-- Two 100 percent horse hair shoeshine brushes; one for black only and one for brown or other colors Two applicator brushes; one light and one black Wax polish--use for waterproofing Cream polish and pastes--add moisture to leather and cover up scratches and other imperfections Liquid polish--strictly for emergencies Two shine clothes; one for black shoes and one for brown or other colors
Shoe Polish Prep
Shoe polish will significantly increase the lifespan of your prized Manolos or Crockett & Jones, but polish can also be the premature demise of clothing or any household surface. Slip into old clothes before you begin as you almost certainly will get polish on your hands which could end up on whatever you are wearing. Also, safeguard furniture and floors by placing ample newspaper on the floor around your work area.
Start with a clean slate. Ensure your shoes are free from any foreign substances. If your shoes are not new (yes, new shoes should be polished), wipe away any dirt or dust. Clean very dirty shoes with a moist rag, and permit them to dry before applying polish.
Finally, remove the shoelaces. Doing so allows you to clean the shoe's tongue without ruining the laces.
Using the applicator, apply polish or cream to shoes in circular motions. Distribute polish evenly from toe to heel. Allow wax to dry completely. Once the wax dries--usually within five minutes--buff shoes with the horsehair brush. For the final step, hold shoe between your knees and, using your shine cloth, buff the toe. When buffing shoes, whether using a brush or a shine cloth, use a vigorous motion, as this generates heat, helping the polish to flow into the leather.
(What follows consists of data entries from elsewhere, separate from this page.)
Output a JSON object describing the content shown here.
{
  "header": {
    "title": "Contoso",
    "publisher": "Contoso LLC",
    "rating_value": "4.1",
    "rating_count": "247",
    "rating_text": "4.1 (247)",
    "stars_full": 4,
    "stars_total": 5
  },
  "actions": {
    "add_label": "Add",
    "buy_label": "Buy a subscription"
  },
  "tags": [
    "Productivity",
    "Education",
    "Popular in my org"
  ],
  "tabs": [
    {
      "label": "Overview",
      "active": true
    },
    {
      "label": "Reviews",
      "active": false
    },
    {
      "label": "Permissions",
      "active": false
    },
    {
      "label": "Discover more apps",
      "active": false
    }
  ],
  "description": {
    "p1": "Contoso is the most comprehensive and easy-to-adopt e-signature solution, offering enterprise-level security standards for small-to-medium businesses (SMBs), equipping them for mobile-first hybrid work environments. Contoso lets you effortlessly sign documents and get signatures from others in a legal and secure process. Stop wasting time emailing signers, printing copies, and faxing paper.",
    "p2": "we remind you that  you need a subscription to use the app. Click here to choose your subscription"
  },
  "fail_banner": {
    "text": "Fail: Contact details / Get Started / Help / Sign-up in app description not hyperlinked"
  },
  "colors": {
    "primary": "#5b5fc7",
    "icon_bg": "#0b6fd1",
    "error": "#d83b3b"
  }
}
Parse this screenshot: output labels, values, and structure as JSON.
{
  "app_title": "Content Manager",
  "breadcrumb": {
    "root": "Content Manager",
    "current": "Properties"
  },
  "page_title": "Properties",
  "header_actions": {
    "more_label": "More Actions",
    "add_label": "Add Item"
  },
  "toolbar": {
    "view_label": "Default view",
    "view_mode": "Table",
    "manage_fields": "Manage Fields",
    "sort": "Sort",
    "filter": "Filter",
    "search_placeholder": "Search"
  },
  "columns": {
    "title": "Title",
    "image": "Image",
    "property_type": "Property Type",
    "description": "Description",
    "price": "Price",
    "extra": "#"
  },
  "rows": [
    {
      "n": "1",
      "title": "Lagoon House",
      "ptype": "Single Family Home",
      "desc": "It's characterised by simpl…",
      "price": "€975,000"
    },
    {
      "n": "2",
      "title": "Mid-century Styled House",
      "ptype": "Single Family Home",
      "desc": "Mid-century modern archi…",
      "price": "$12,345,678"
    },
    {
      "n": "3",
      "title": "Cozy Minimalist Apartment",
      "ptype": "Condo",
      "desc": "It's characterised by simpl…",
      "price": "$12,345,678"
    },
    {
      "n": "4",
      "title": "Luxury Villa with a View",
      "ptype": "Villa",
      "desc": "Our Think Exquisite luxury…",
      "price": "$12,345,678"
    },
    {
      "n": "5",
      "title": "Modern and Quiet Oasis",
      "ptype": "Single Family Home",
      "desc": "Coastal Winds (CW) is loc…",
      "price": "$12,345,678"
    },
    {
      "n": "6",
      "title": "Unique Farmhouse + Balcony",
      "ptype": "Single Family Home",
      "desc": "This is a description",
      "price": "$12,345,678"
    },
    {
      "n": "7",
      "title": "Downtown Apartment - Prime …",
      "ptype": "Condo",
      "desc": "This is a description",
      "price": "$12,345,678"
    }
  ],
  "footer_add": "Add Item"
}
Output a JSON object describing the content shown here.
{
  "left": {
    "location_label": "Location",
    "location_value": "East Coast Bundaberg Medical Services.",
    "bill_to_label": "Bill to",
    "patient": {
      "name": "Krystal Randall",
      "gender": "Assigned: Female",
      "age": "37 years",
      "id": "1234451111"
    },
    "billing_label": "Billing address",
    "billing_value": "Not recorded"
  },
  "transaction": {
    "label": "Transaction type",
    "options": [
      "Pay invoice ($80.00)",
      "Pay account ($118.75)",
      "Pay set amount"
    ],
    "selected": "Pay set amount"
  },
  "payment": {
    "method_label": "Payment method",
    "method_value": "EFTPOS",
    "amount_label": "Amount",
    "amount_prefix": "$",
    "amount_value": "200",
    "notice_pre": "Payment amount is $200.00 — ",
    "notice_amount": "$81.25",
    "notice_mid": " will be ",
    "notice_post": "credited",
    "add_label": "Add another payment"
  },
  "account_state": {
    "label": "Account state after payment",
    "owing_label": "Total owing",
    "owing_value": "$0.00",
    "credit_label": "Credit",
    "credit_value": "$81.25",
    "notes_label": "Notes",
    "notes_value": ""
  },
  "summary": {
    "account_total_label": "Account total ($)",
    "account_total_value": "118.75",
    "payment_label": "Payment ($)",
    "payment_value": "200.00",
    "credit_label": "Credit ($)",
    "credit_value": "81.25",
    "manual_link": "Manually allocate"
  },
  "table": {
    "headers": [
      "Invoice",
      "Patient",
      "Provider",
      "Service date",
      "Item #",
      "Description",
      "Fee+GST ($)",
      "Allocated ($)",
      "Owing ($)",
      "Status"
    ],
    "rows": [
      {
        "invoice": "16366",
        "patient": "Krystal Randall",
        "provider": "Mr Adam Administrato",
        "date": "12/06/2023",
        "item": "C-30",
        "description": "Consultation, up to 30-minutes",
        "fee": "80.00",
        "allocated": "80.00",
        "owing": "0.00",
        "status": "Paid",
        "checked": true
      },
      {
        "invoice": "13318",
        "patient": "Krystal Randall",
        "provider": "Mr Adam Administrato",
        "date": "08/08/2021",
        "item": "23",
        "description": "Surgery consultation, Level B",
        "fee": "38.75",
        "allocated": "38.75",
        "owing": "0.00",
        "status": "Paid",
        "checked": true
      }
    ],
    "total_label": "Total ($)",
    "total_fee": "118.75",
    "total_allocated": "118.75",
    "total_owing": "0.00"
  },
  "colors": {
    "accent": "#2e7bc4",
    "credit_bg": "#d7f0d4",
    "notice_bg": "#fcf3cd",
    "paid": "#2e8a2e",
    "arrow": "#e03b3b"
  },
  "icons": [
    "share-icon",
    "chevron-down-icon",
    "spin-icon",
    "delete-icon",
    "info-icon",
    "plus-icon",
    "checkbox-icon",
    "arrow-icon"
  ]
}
Based in Detroit, Indigo Zuri began writing fashion-focused articles in 2004. She is a certified image consultant and color expert, writes a weekly style column and contributes regularly to several special-interest websites. Zuri holds a Bachelor of Business Administration from Cleary University.